Exercise:
Wherever the word "index" turns up in a line of the entries, copy that line.

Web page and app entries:
----------

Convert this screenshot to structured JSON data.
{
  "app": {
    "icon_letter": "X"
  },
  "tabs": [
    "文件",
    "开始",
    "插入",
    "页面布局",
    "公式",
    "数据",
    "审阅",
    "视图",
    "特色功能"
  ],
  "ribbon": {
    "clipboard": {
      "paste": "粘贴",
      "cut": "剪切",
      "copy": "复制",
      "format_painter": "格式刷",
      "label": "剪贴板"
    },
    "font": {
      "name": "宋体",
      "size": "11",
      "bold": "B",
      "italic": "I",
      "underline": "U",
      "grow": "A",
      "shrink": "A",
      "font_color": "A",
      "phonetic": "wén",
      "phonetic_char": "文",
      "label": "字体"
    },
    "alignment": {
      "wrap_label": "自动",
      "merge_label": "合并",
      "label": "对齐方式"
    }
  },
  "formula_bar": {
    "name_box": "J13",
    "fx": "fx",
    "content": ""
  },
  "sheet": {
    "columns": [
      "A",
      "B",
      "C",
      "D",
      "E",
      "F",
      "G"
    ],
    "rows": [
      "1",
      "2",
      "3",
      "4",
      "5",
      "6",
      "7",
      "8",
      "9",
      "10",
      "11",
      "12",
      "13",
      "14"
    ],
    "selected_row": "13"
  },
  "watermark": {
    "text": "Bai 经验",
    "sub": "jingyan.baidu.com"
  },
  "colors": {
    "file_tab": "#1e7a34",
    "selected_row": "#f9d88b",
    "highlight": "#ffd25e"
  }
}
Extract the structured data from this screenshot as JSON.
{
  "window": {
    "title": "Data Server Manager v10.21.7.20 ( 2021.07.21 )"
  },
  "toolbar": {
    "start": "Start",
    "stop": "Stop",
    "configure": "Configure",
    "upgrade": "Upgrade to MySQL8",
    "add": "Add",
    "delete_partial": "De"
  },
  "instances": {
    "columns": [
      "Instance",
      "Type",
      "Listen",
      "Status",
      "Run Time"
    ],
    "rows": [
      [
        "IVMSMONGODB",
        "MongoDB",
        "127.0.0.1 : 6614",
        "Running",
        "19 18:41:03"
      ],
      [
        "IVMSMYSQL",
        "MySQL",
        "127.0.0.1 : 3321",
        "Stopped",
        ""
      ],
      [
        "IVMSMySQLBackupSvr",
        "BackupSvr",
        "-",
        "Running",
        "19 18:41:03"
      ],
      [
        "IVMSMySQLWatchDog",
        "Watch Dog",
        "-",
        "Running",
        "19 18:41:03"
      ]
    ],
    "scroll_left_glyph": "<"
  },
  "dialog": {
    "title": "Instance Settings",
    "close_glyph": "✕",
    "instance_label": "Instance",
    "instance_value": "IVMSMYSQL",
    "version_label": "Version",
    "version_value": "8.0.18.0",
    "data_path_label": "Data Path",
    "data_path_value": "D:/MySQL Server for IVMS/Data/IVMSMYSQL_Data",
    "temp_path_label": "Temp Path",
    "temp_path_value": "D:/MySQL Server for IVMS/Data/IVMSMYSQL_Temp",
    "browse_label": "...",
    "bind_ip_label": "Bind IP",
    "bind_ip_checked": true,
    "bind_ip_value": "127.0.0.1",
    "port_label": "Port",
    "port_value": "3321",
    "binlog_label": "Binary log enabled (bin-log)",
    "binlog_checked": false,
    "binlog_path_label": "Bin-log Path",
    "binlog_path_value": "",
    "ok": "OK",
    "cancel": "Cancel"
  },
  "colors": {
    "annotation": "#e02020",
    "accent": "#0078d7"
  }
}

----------

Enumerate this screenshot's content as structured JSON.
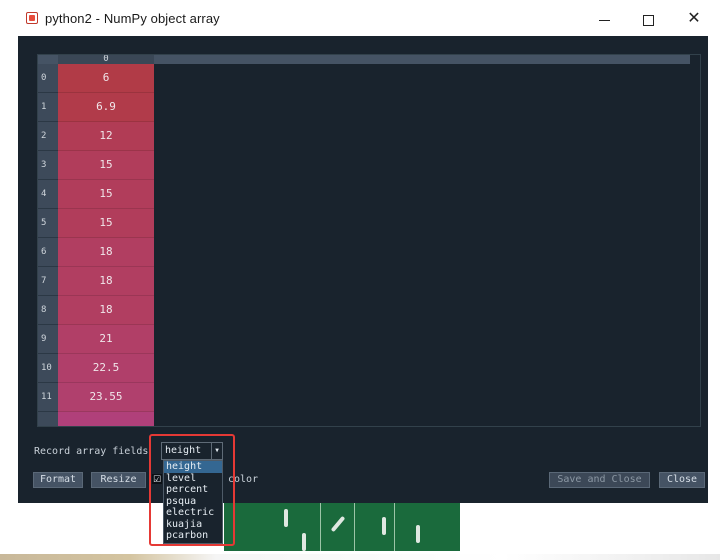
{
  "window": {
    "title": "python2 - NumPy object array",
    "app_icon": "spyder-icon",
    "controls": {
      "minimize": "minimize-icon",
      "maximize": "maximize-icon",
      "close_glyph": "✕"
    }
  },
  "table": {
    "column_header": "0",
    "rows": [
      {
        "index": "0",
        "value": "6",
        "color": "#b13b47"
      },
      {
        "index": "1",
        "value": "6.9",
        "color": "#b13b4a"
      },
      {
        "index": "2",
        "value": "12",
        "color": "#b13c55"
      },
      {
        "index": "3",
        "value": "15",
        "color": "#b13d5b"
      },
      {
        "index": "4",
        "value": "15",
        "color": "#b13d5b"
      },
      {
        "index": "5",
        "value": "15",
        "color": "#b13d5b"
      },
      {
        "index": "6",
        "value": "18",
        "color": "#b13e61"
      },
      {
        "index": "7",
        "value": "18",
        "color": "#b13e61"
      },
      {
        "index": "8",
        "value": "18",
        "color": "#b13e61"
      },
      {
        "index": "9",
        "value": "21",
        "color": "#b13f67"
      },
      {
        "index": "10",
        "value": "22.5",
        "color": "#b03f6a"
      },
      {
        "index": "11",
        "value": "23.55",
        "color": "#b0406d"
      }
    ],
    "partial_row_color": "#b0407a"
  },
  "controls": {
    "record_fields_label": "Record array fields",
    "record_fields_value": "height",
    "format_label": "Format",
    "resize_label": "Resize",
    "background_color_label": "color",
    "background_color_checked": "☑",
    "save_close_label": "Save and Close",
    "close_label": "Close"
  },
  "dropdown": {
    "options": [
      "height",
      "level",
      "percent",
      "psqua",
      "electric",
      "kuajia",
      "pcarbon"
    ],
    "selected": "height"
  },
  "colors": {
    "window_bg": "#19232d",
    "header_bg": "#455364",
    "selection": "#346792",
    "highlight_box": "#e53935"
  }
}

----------

Response:
        "index": "0",
        "index": "1",
        "index": "2",
        "index": "3",
        "index": "4",
        "index": "5",
        "index": "6",
        "index": "7",
        "index": "8",
        "index": "9",
        "index": "10",
        "index": "11",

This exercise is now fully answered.